There are two different forms of verbal abuse – what is said, and how it is said. What is said can be very obviously verbal abuse. Telling a child that she or he is stupid or worthless or no good is damaging in a very deep way. But a child can also be damaged by otherwise innocent words said in an abusive manner.

Sometimes it isn’t what is said, but how it is said that is the problem. If you speak otherwise loving words but do them in an aggressive manner, you aren’t saying anything loving. Tone is essential. Nothing good is conveyed when you speak to a person in a short, clipped, frustrated manner, or loudly or sharply. The child’s entire way of viewing the world is affected by how she or he is raised. If you raise a child to feel worthless, then it is very hard for that child to grow into a healthy adult. The child has no strong foundation because it has been constantly undermined.

When your child comes up to you to ask for help, do you say “What do you want?” with a tone that really means “How can I help you?”, or do you say it in a way that says “Why are you bothering me, again!?” You are the main teacher for your children. If you teach them through your actions that they don’t matter to you, then you have destroyed their spirit. You have taught them that they are an inconvenience, that they are worthless.

I remember when I first got married and my husband would tell me a story of some problem that he’d had to deal with at work. He would be very angry and would be speaking in a very forceful way while telling me the story. Fortunately I was aware of how this kind of talk affected me, so I told him that I was not the reason for his anger, and that he needed to adjust his tone. His anger at the situation was bleeding onto me, and making me feel like I was part of the problem, that he was angry with me, personally.

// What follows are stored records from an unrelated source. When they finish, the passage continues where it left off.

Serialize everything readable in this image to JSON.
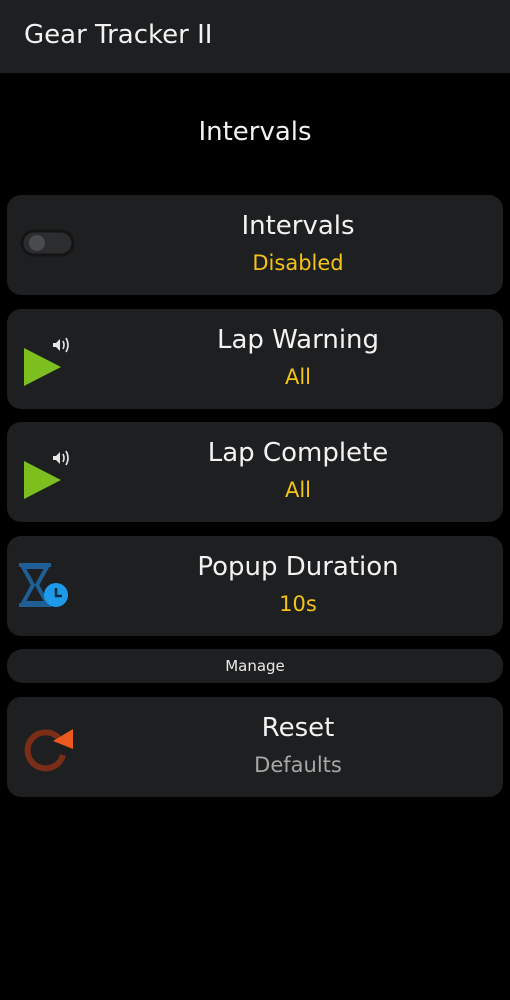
{
  "app": {
    "title": "Gear Tracker II"
  },
  "page": {
    "section_title": "Intervals"
  },
  "cards": [
    {
      "name": "intervals",
      "primary": "Intervals",
      "secondary": "Disabled",
      "icon": "toggle-off-icon"
    },
    {
      "name": "lap-warning",
      "primary": "Lap Warning",
      "secondary": "All",
      "icon": "play-sound-icon"
    },
    {
      "name": "lap-complete",
      "primary": "Lap Complete",
      "secondary": "All",
      "icon": "play-sound-icon"
    },
    {
      "name": "popup-duration",
      "primary": "Popup Duration",
      "secondary": "10s",
      "icon": "hourglass-clock-icon"
    },
    {
      "name": "reset",
      "primary": "Reset",
      "secondary": "Defaults",
      "icon": "reset-icon"
    }
  ],
  "manage": {
    "label": "Manage"
  },
  "colors": {
    "background": "#000000",
    "card": "#1e1f20",
    "accent_yellow": "#f3c315",
    "play_green": "#7cbf1e",
    "hourglass_blue": "#1f5f95",
    "clock_blue": "#1e9be8",
    "reset_orange": "#ea5a1f",
    "reset_dark": "#7a2d17",
    "muted_text": "#a7a7a7"
  }
}
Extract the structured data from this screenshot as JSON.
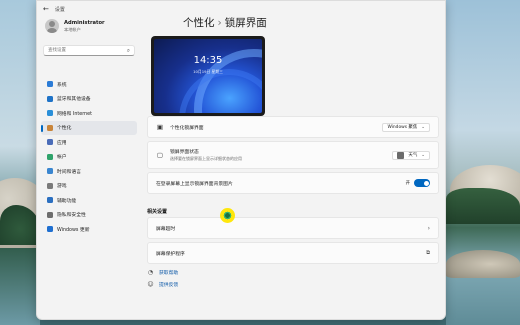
{
  "window": {
    "title": "设置",
    "back_icon": "back-arrow-icon"
  },
  "user": {
    "name": "Administrator",
    "type": "本地帐户"
  },
  "search": {
    "placeholder": "查找设置"
  },
  "nav": [
    {
      "label": "系统",
      "icon": "system-icon",
      "color": "#2b7bd6"
    },
    {
      "label": "蓝牙和其他设备",
      "icon": "bluetooth-icon",
      "color": "#1f73c7"
    },
    {
      "label": "网络和 Internet",
      "icon": "network-icon",
      "color": "#2a8fd8"
    },
    {
      "label": "个性化",
      "icon": "personalization-icon",
      "color": "#c9853a",
      "active": true
    },
    {
      "label": "应用",
      "icon": "apps-icon",
      "color": "#4a6cb8"
    },
    {
      "label": "帐户",
      "icon": "accounts-icon",
      "color": "#2fa36b"
    },
    {
      "label": "时间和语言",
      "icon": "time-language-icon",
      "color": "#3a86d0"
    },
    {
      "label": "游戏",
      "icon": "gaming-icon",
      "color": "#7a7a7a"
    },
    {
      "label": "辅助功能",
      "icon": "accessibility-icon",
      "color": "#2b6fc0"
    },
    {
      "label": "隐私和安全性",
      "icon": "privacy-icon",
      "color": "#6d6d6d"
    },
    {
      "label": "Windows 更新",
      "icon": "windows-update-icon",
      "color": "#1f6fd0"
    }
  ],
  "page": {
    "breadcrumb_parent": "个性化",
    "breadcrumb_sep": "›",
    "breadcrumb_current": "锁屏界面"
  },
  "preview": {
    "time": "14:35",
    "date": "10月19日 星期三"
  },
  "settings": {
    "personalize_label": "个性化锁屏界面",
    "personalize_value": "Windows 聚焦",
    "status_label": "锁屏界面状态",
    "status_sub": "选择要在锁屏界面上显示详细状态的应用",
    "status_value": "天气",
    "signin_bg_label": "在登录屏幕上显示锁屏界面背景图片",
    "signin_bg_state": "开",
    "signin_bg_on": true
  },
  "related": {
    "title": "相关设置",
    "timeout_label": "屏幕超时",
    "screensaver_label": "屏幕保护程序"
  },
  "links": {
    "help_label": "获取帮助",
    "feedback_label": "提供反馈"
  }
}
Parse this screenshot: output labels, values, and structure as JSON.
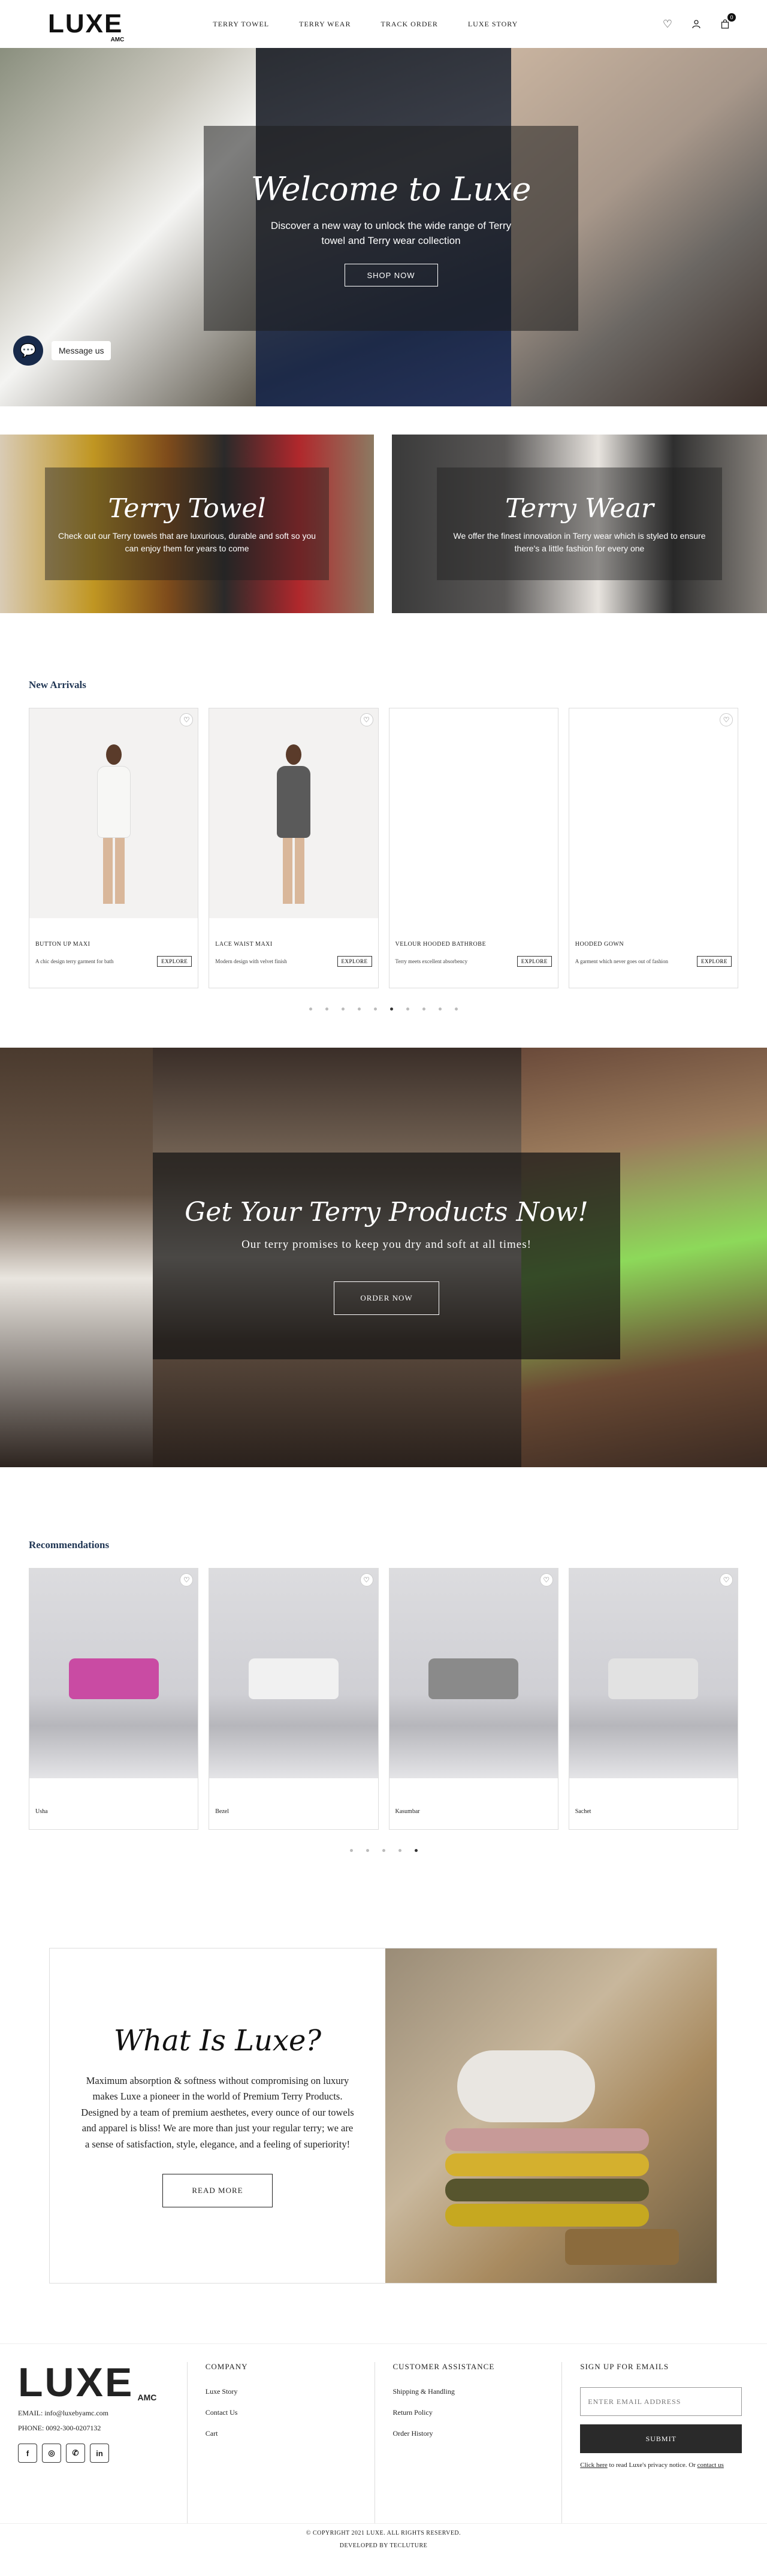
{
  "header": {
    "logo": "LUXE",
    "logo_sub": "AMC",
    "nav": [
      "TERRY TOWEL",
      "TERRY WEAR",
      "TRACK ORDER",
      "LUXE STORY"
    ],
    "cart_count": "0"
  },
  "hero": {
    "title": "Welcome to Luxe",
    "text": "Discover a new way to unlock the wide range of Terry towel and Terry wear collection",
    "button": "SHOP NOW",
    "chat_label": "Message us"
  },
  "categories": [
    {
      "title": "Terry Towel",
      "text": "Check out our Terry towels that are luxurious, durable and soft so you can enjoy them for years to come"
    },
    {
      "title": "Terry Wear",
      "text": "We offer the finest innovation in Terry wear which is styled to ensure there's a little fashion for every one"
    }
  ],
  "new_arrivals": {
    "title": "New Arrivals",
    "products": [
      {
        "name": "BUTTON UP MAXI",
        "desc": "A chic design terry garment for bath",
        "button": "EXPLORE"
      },
      {
        "name": "LACE WAIST MAXI",
        "desc": "Modern design with velvet finish",
        "button": "EXPLORE"
      },
      {
        "name": "VELOUR HOODED BATHROBE",
        "desc": "Terry meets excellent absorbency",
        "button": "EXPLORE"
      },
      {
        "name": "HOODED GOWN",
        "desc": "A garment which never goes out of fashion",
        "button": "EXPLORE"
      }
    ],
    "dots": 10,
    "active_dot": 5
  },
  "promo": {
    "title": "Get Your Terry Products Now!",
    "text": "Our terry promises to keep you dry and soft at all times!",
    "button": "ORDER NOW"
  },
  "recommendations": {
    "title": "Recommendations",
    "products": [
      {
        "name": "Usha",
        "color": "#c94ba3"
      },
      {
        "name": "Bezel",
        "color": "#f1f1f1"
      },
      {
        "name": "Kasumbar",
        "color": "#8a8a8a"
      },
      {
        "name": "Sachet",
        "color": "#e2e2e2"
      }
    ],
    "dots": 5,
    "active_dot": 4
  },
  "about": {
    "title": "What Is Luxe?",
    "text": "Maximum absorption & softness without compromising on luxury makes Luxe a pioneer in the world of Premium Terry Products. Designed by a team of premium aesthetes, every ounce of our towels and apparel is bliss! We are more than just your regular terry; we are a sense of satisfaction, style, elegance, and a feeling of superiority!",
    "button": "READ MORE"
  },
  "footer": {
    "logo": "LUXE",
    "logo_sub": "AMC",
    "email": "EMAIL:    info@luxebyamc.com",
    "phone": "PHONE:   0092-300-0207132",
    "socials": [
      "f",
      "◎",
      "✆",
      "in"
    ],
    "company_head": "COMPANY",
    "company_links": [
      "Luxe Story",
      "Contact Us",
      "Cart"
    ],
    "assist_head": "CUSTOMER ASSISTANCE",
    "assist_links": [
      "Shipping & Handling",
      "Return Policy",
      "Order History"
    ],
    "signup_head": "SIGN UP FOR EMAILS",
    "email_placeholder": "ENTER EMAIL ADDRESS",
    "submit": "SUBMIT",
    "privacy_link": "Click here",
    "privacy_text": " to read Luxe's privacy notice. Or ",
    "contact_link": "contact us",
    "copyright": "© COPYRIGHT 2021 LUXE. ALL RIGHTS RESERVED.",
    "developed": "DEVELOPED BY TECLUTURE"
  }
}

But a child can’t do this. A child doesn’t have this sense of perspective. For a parent to speak in a sharp manner all the time to their child is abusive. It is cruel and thoughtless. It is not the child’s fault that they were born and that your days of partying are over. It is not the child’s fault that you were raised in a similar manner.

It is a huge responsibility to be a parent, and sadly there are no classes for it. Somehow our society thinks that just because you have had a child you automatically know how to be a parent. This is simply not true. But we just don’t have a mechanism in place to teach people how to be good parents. We seem to leave it to chance and hope everything works out.

I see parents being abusive to their children all the time where I work, and some are worse than others. You can see that the light is gone from the children’s eyes. Every time certain families come in we brace ourselves for another round of screaming and tears. What can be done? I’ve asked a friend who is a therapist and one who is a schoolteacher. Both say you can’t do anything. That you can’t get involved.

Both say that perhaps somebody else will catch it and do something. But what if that somebody else is thinking the same thing – that somebody else will do something?

So what do we do, wait until the child is totally broken and ends up killing someone? And then we’ll all say, “That was sure some strange family. I thought something was wrong with them. I wonder why nobody did anything.”

I’m writing this because I hope that it speaks to a parent who may recognize herself or himself in this. I hope that this parent realizes that it is normal to feel frustrated and overwhelmed, but not OK to push that on to a child. I hope that this parent admits that she or he needs help and asks for it from someone they trust – a therapist, a minister, a friend.

Asking for help isn’t a sign of weakness. NOT asking is a sign of weakness. Trying to do it all on your own hasn’t worked.